[19] This case is not one which can be regarded as being ‘at the most serious end of the scale’. The cumulative effect of the mitigating factors I have summarised above as well as the aspects on which the court a quo failed to take them into account or give adequate weight thereto are such as to justify the setting aside of the sentences imposed at the trial and their replacement by the sentences set out below.

[20] The appeal is accordingly allowed, The sentences imposed by the court a quo are set aside and the following sentences are substituted therefor:

1. Accused 1 is sentenced to six years imprisonment, three of which are suspended for three years on condition that he is not convicted of a crime of which violence to the person is an element committed during the period of suspension for which an unsuspended period of imprisonment is imposed.

2. Accused 2 is sentenced to three years imprisonment, all of which is suspended for three years on condition that he is not convicted of a crime of which violence to the person is an element committed during the period of suspension for which an unsuspended period of imprisonment is imposed.

3. The sentences on both accused are backdated to 1 March 2010.’


I.G. Farlam

Justice of Appeal


I agree M. M. Ramodibedi

Chief Justice

I agree ________________________

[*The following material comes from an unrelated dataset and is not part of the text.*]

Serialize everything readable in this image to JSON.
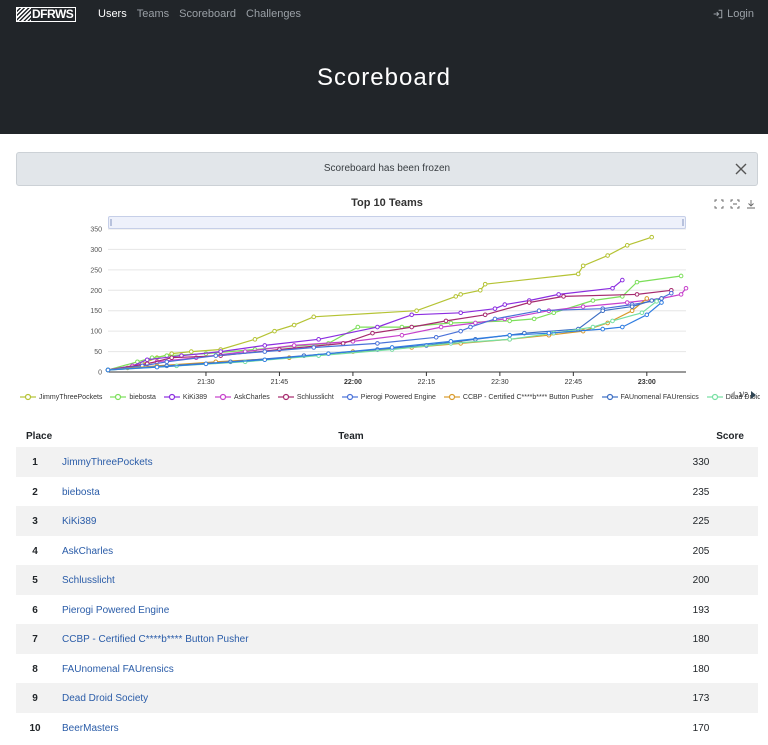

S.A. Moore

Justice of Appeal

Delivered in open court on this 30th day of November 2010.


▲ To the top